(TASK REQUIREMENTS) While you copy the lines below, skip the pictures and keep the rest exact.

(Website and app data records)
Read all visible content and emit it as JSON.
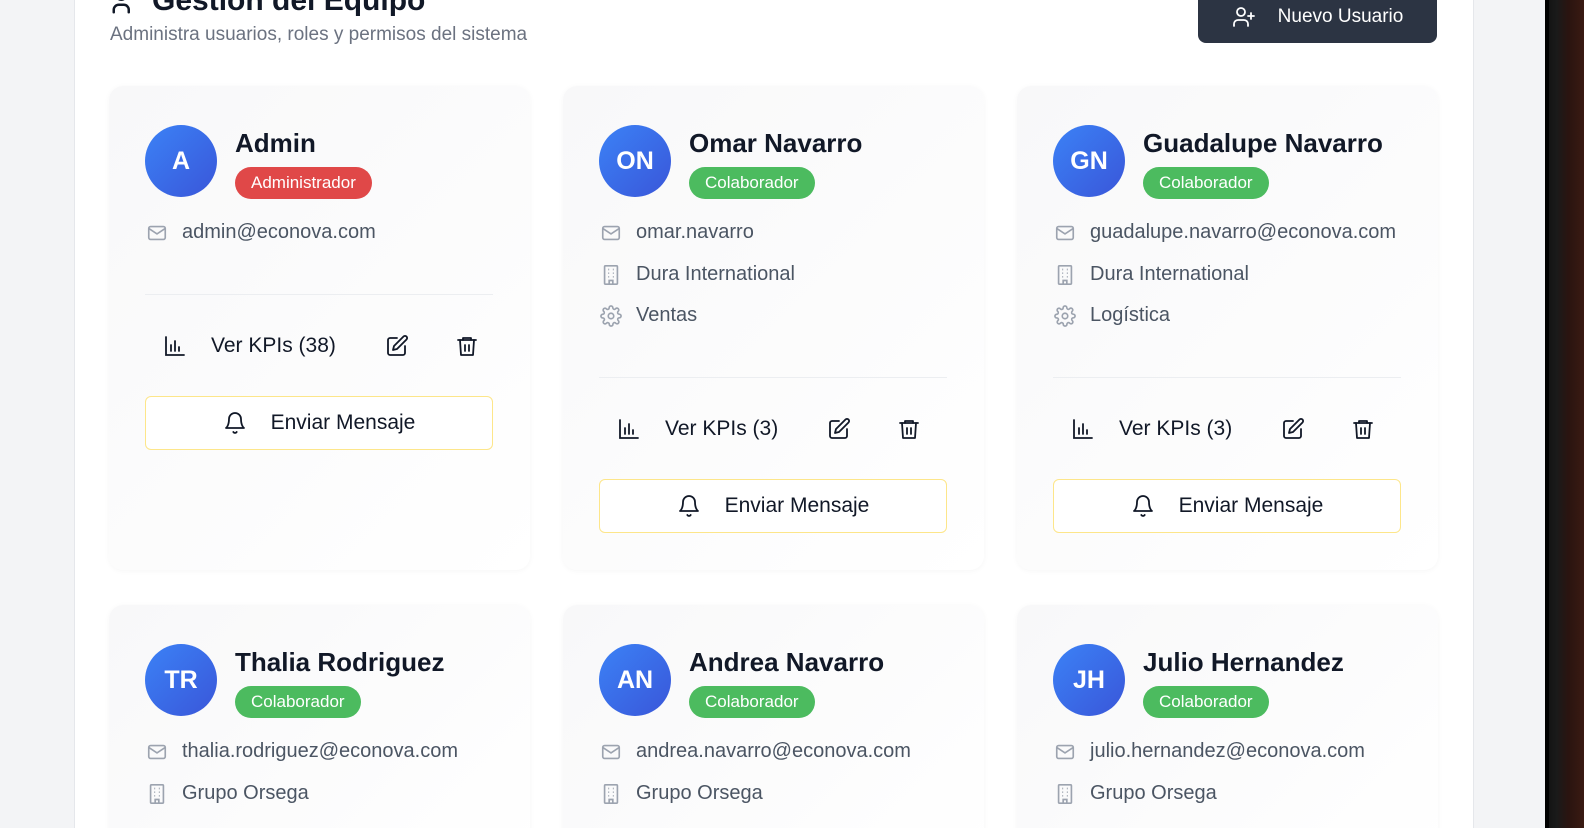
{
  "header": {
    "title": "Gestión del Equipo",
    "subtitle": "Administra usuarios, roles y permisos del sistema",
    "new_user_label": "Nuevo Usuario"
  },
  "colors": {
    "admin_badge": "#e04848",
    "collab_badge": "#4cbb5f",
    "avatar_blue": "#3b6ae6",
    "button_dark": "#2c3443",
    "message_border": "#fde68a"
  },
  "users": [
    {
      "initials": "A",
      "name": "Admin",
      "role": "Administrador",
      "email": "admin@econova.com",
      "company": "",
      "department": "",
      "kpi_label": "Ver KPIs (38)",
      "message_label": "Enviar Mensaje"
    },
    {
      "initials": "ON",
      "name": "Omar Navarro",
      "role": "Colaborador",
      "email": "omar.navarro",
      "company": "Dura International",
      "department": "Ventas",
      "kpi_label": "Ver KPIs (3)",
      "message_label": "Enviar Mensaje"
    },
    {
      "initials": "GN",
      "name": "Guadalupe Navarro",
      "role": "Colaborador",
      "email": "guadalupe.navarro@econova.com",
      "company": "Dura International",
      "department": "Logística",
      "kpi_label": "Ver KPIs (3)",
      "message_label": "Enviar Mensaje"
    },
    {
      "initials": "TR",
      "name": "Thalia Rodriguez",
      "role": "Colaborador",
      "email": "thalia.rodriguez@econova.com",
      "company": "Grupo Orsega"
    },
    {
      "initials": "AN",
      "name": "Andrea Navarro",
      "role": "Colaborador",
      "email": "andrea.navarro@econova.com",
      "company": "Grupo Orsega"
    },
    {
      "initials": "JH",
      "name": "Julio Hernandez",
      "role": "Colaborador",
      "email": "julio.hernandez@econova.com",
      "company": "Grupo Orsega"
    }
  ]
}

(RESPONSE TO THIS TASK)
Read all visible content and emit it as JSON.
{
  "header": {
    "title": "Gestión del Equipo",
    "subtitle": "Administra usuarios, roles y permisos del sistema",
    "new_user_label": "Nuevo Usuario"
  },
  "colors": {
    "admin_badge": "#e04848",
    "collab_badge": "#4cbb5f",
    "avatar_blue": "#3b6ae6",
    "button_dark": "#2c3443",
    "message_border": "#fde68a"
  },
  "users": [
    {
      "initials": "A",
      "name": "Admin",
      "role": "Administrador",
      "email": "admin@econova.com",
      "company": "",
      "department": "",
      "kpi_label": "Ver KPIs (38)",
      "message_label": "Enviar Mensaje"
    },
    {
      "initials": "ON",
      "name": "Omar Navarro",
      "role": "Colaborador",
      "email": "omar.navarro",
      "company": "Dura International",
      "department": "Ventas",
      "kpi_label": "Ver KPIs (3)",
      "message_label": "Enviar Mensaje"
    },
    {
      "initials": "GN",
      "name": "Guadalupe Navarro",
      "role": "Colaborador",
      "email": "guadalupe.navarro@econova.com",
      "company": "Dura International",
      "department": "Logística",
      "kpi_label": "Ver KPIs (3)",
      "message_label": "Enviar Mensaje"
    },
    {
      "initials": "TR",
      "name": "Thalia Rodriguez",
      "role": "Colaborador",
      "email": "thalia.rodriguez@econova.com",
      "company": "Grupo Orsega"
    },
    {
      "initials": "AN",
      "name": "Andrea Navarro",
      "role": "Colaborador",
      "email": "andrea.navarro@econova.com",
      "company": "Grupo Orsega"
    },
    {
      "initials": "JH",
      "name": "Julio Hernandez",
      "role": "Colaborador",
      "email": "julio.hernandez@econova.com",
      "company": "Grupo Orsega"
    }
  ]
}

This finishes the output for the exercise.